NEW ORLEANS — While the majority of the field fished either close to Bayou Segnette State Park or Venice, two anglers ran to opposite ends of the Louisiana Delta on Day One of the Classic.
Clark Reehm made the 250-mile round-trip journey to Delacroix and fished for less than two hours, while Randall Tharp was the only angler to run 90 minutes to Bayou Black. Both anglers didn't fare as well as they had hoped, but their runs were a "calculated risk" in the biggest event of the year.
Winning is everything at the Bassmaster Classic. "They live there," Reehm said. "When they are there, I would have had 15 to 20 pounds all three days without having any company. It was a calculated risk." Unfortunately for Reehm, the fish had moved with the warm weather and he was unable to locate them, taking a zero for the day.
Tharp, on the other hand, weighed in 11 pounds, 12 ounces on Day One from his spot in Bayou Black. The fishing was easier in practice, but the warming weather moved the fish shallow, where local pressure shut down the bite. "The canal where I was fishing had a lot of local pressure," Tharp said. "It didn't bother me in practice because they were all fishing the bank and the fish I was catching were out in the middle in the hydrilla.
With the warm weather the last few days, the fish pulled up to shore and that local pressure is killing them." Tharp had a few issues with execution also that will likely haunt him Friday night. One big fish ran 10 feet to the side before pulling off and the next got loose in a tree shortly after Tharp set the hook.

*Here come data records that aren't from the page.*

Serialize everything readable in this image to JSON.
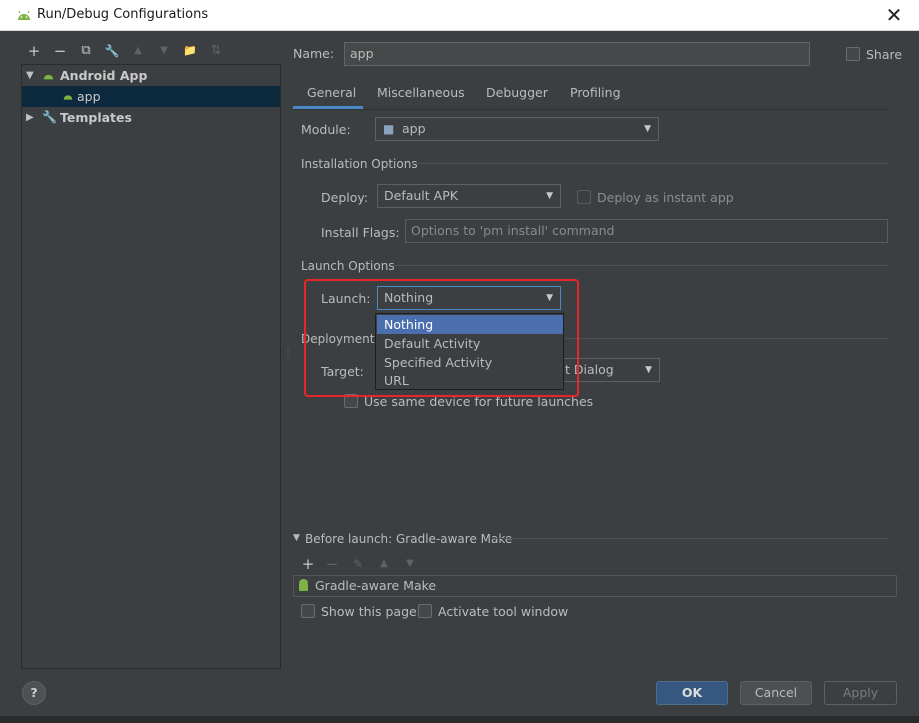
{
  "window": {
    "title": "Run/Debug Configurations",
    "close_glyph": "✕"
  },
  "left_toolbar": {
    "buttons": [
      {
        "name": "add",
        "glyph": "+"
      },
      {
        "name": "remove",
        "glyph": "−"
      },
      {
        "name": "copy",
        "glyph": "⧉"
      },
      {
        "name": "edit-defaults",
        "glyph": "🔧"
      },
      {
        "name": "move-up",
        "glyph": "▲"
      },
      {
        "name": "move-down",
        "glyph": "▼"
      },
      {
        "name": "new-folder",
        "glyph": "📁"
      },
      {
        "name": "sort",
        "glyph": "⇅"
      }
    ]
  },
  "tree": {
    "android_app": "Android App",
    "app": "app",
    "templates": "Templates"
  },
  "form": {
    "name_label": "Name:",
    "name_value": "app",
    "share_label": "Share",
    "tabs": [
      "General",
      "Miscellaneous",
      "Debugger",
      "Profiling"
    ],
    "active_tab": "General",
    "module_label": "Module:",
    "module_value": "app",
    "installation_title": "Installation Options",
    "deploy_label": "Deploy:",
    "deploy_value": "Default APK",
    "instant_label": "Deploy as instant app",
    "install_flags_label": "Install Flags:",
    "install_flags_placeholder": "Options to 'pm install' command",
    "launch_title": "Launch Options",
    "launch_label": "Launch:",
    "launch_value": "Nothing",
    "launch_options": [
      "Nothing",
      "Default Activity",
      "Specified Activity",
      "URL"
    ],
    "deployment_title": "Deployment T",
    "target_label": "Target:",
    "target_value": "t Dialog",
    "same_device_label": "Use same device for future launches"
  },
  "before_launch": {
    "title": "Before launch: Gradle-aware Make",
    "item": "Gradle-aware Make",
    "show_page": "Show this page",
    "activate_tool": "Activate tool window"
  },
  "buttons": {
    "help": "?",
    "ok": "OK",
    "cancel": "Cancel",
    "apply": "Apply"
  },
  "colors": {
    "accent": "#4a88c7",
    "selection": "#4b6eaf",
    "highlight_box": "#e8262a",
    "android_green": "#7cb342"
  }
}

As for what the anglers will do tomorrow, Tharp hasn't decided yet. It depends on what place he ends up in and what the fog looks like in the morning. "The recreational traffic will be worse tomorrow," Tharp said. "It didn't bother me when the fish were out in the middle, but it hurts now that they moved up. I may go down to Venice, but I'm not running there in the fog. If I go to Bayou Black tomorrow, I'll have more time and that will help."

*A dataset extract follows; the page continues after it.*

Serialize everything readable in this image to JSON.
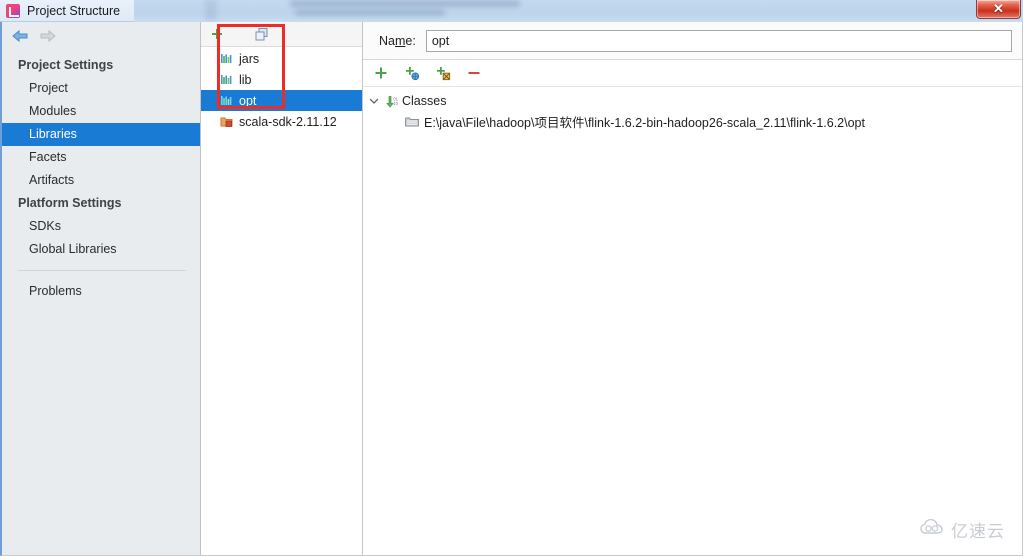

Reehm will stay close to the launch tomorrow and keep out of people's way. In effect, he is saving money and just plans on enjoying his day on the water. He had plenty of excitement Friday to last the weekend after an adventurous run that saw him make his first cast at 11:15 a.m. "Before today, I had never actually made the whole run," Reehm said. "I pieced together parts of the run, but it's hard to run a GPS trail going 60 miles an hour.

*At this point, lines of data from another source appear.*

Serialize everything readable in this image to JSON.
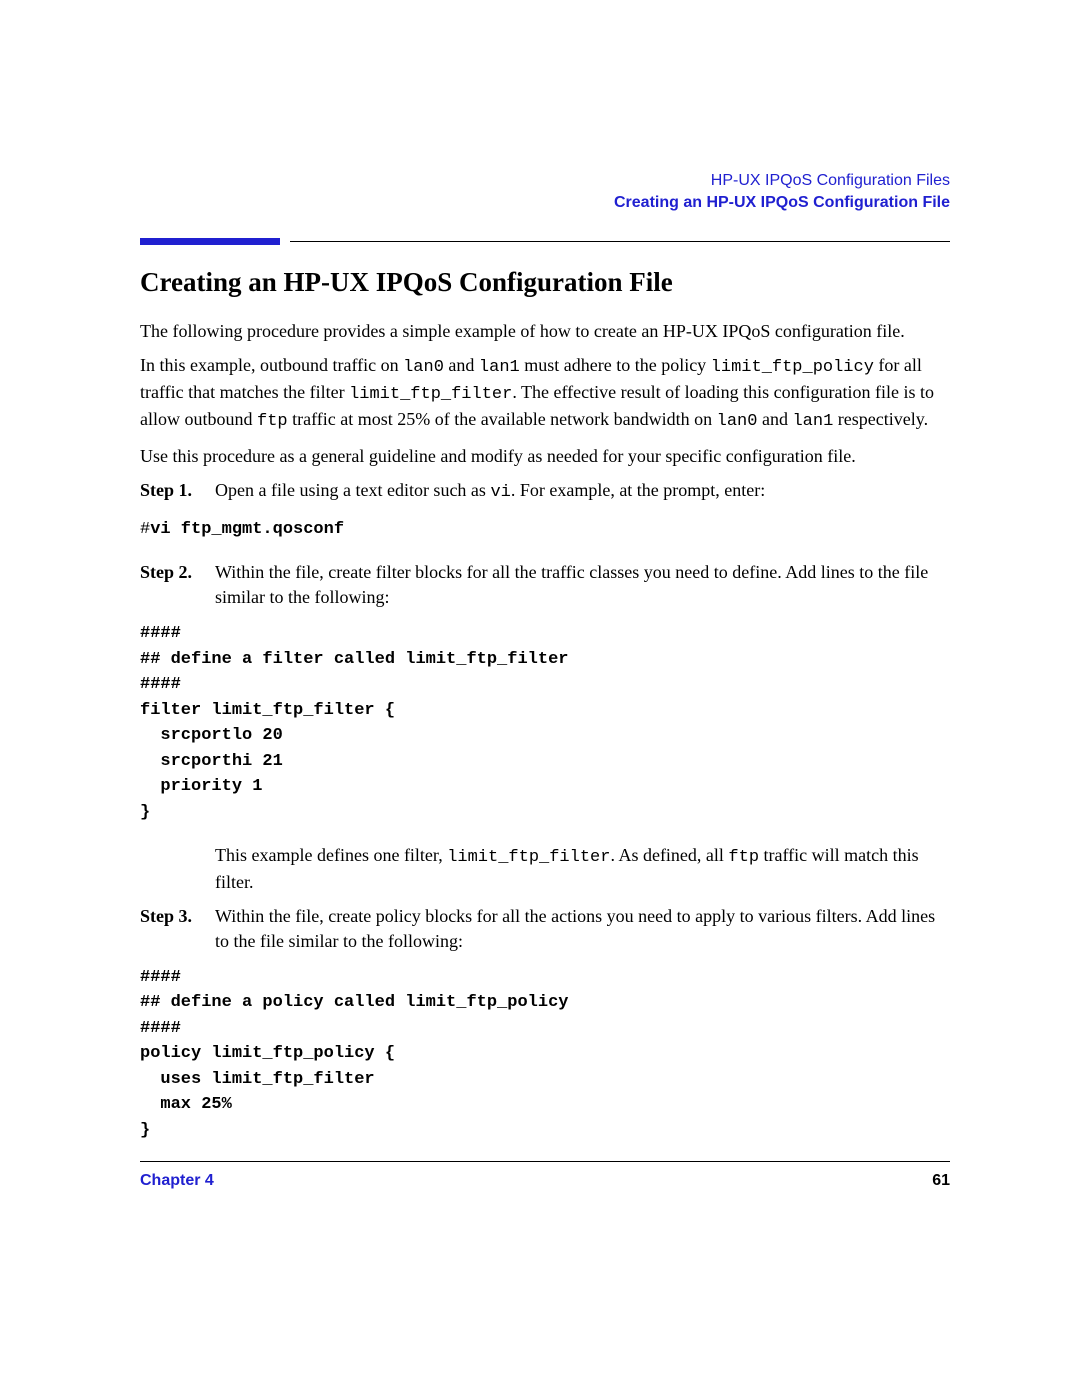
{
  "running_header": {
    "line1": "HP-UX IPQoS Configuration Files",
    "line2": "Creating an HP-UX IPQoS Configuration File"
  },
  "title": "Creating an HP-UX IPQoS Configuration File",
  "intro1": "The following procedure provides a simple example of how to create an HP-UX IPQoS configuration file.",
  "intro2": {
    "t1": "In this example,  outbound traffic on  ",
    "c1": "lan0",
    "t2": " and ",
    "c2": "lan1",
    "t3": " must adhere to the policy ",
    "c3": "limit_ftp_policy",
    "t4": " for all traffic that matches the filter ",
    "c4": "limit_ftp_filter",
    "t5": ". The effective result of loading this configuration file is to allow outbound ",
    "c5": "ftp",
    "t6": " traffic at most 25% of the available network bandwidth on ",
    "c6": "lan0",
    "t7": " and ",
    "c7": "lan1",
    "t8": " respectively."
  },
  "intro3": "Use this procedure as a general guideline and modify as needed for your specific configuration file.",
  "step1": {
    "label": "Step   1.",
    "t1": "Open a file using a text editor such as ",
    "c1": "vi",
    "t2": ". For example, at the prompt, enter:",
    "prompt": "#",
    "cmd": "vi ftp_mgmt.qosconf"
  },
  "step2": {
    "label": "Step   2.",
    "t1": "Within the file, create filter blocks for all the traffic classes you need to define. Add lines to the file similar to the following:",
    "code": "####\n## define a filter called limit_ftp_filter\n####\nfilter limit_ftp_filter {\n  srcportlo 20\n  srcporthi 21\n  priority 1\n}",
    "after_t1": "This example defines one filter,  ",
    "after_c1": "limit_ftp_filter",
    "after_t2": ". As defined, all ",
    "after_c2": "ftp",
    "after_t3": " traffic will match this filter."
  },
  "step3": {
    "label": "Step   3.",
    "t1": "Within the file, create policy blocks for all the actions you need to apply to various filters. Add lines to the file similar to the following:",
    "code": "####\n## define a policy called limit_ftp_policy\n####\npolicy limit_ftp_policy {\n  uses limit_ftp_filter\n  max 25%\n}"
  },
  "footer": {
    "chapter": "Chapter 4",
    "page": "61"
  }
}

My game plan tomorrow is to go out and stay out of everyone else's way." For Reehm, he at least will leave the Classic with quite the story and move on quickly to his next event, a Central Open starting the 24th. "I have Lewisville next week," Reehm said. "The season starts, life goes on and I have to try to make the Classic again next year."